Canada’s federal court rules asylum pact with US violates human rights

More than 50,000 have illegally crossed Canada-US border to file refugee claims over past four years

A Royal Canadian Mounted Police officer warns a family they will be arrested if they cross into Canada from Champlain, New York in 2017. Photograph: Todd Heisler/The New York Times

A Royal Canadian Mounted Police officer warns a family they will be arrested if they cross into Canada from Champlain, New York in 2017. Photograph: Todd Heisler/The New York Times

 

Canada’s federal court has ruled that a longstanding pact with Washington which prevents migrants from seeking asylum when they attempt to enter the country from the US is invalid because it violates their human rights.

Under the so-called Safe Third Country Agreement between the two neighbours, asylum seekers at a formal border crossing travelling in either direction are turned back and told to apply for asylum in the country they first arrived in.
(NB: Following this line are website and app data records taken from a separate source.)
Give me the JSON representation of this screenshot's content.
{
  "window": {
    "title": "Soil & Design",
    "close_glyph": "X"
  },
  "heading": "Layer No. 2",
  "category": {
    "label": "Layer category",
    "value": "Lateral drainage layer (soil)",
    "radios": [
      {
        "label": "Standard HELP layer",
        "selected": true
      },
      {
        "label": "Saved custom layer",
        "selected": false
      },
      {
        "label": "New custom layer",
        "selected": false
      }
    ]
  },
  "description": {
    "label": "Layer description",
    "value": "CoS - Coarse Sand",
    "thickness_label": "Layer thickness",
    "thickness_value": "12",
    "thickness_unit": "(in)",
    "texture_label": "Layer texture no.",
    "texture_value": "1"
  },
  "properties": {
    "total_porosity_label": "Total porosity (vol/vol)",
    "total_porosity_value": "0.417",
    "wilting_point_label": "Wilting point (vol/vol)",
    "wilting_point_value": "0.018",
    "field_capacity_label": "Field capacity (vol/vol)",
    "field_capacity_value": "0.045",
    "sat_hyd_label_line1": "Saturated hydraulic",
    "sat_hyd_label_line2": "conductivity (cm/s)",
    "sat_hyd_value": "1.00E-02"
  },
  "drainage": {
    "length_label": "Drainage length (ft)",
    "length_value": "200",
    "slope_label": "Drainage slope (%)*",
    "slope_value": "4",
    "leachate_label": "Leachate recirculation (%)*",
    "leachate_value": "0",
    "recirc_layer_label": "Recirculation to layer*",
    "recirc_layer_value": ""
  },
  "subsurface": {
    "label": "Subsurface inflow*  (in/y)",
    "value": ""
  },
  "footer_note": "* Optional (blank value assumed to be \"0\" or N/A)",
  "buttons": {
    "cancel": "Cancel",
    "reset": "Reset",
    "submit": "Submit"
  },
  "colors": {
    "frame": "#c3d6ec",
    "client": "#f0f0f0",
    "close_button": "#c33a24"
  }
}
Lawyers for refugees who had been turned away at the Canadian border challenged the agreement, saying the United States does not qualify as a “safe” country under US president Donald Trump.

Advocates have long warned that the pact, known as the Safe Third Country Agreement, encourages migrants to take long, riskier routes to enter Canada and file claims inland, where the agreement does not apply.

More than 50,000 people have illegally crossed the Canada-US border to file refugee claims over the past four years, walking through waist-deep snow and fording icy rivers along the world’s longest undefended border.

The court challenge came as Canada sought to stem the human tide of asylum seekers that flowed into the country starting in 2016, after Mr Trump promised to crack down on illegal immigration into the US. Experts have said suspending the agreement would have huge implications for the Canada-US relationship.

Federal court judge Ann Marie McDonald ruled that the agreement was in violation of a section of Canada’s charter of rights that says laws or state actions that interfere with life, liberty and security must conform to the principles of fundamental justice.

She suspended her decision for six months to give parliament a chance to respond to the ruling. The ruling is not final and can be appealed to the federal court of appeal and then the supreme court if necessary.

Canada’s justice ministry and immigration ministry had no immediate comment, nor did officials in the US embassy in Ottawa.–Guardian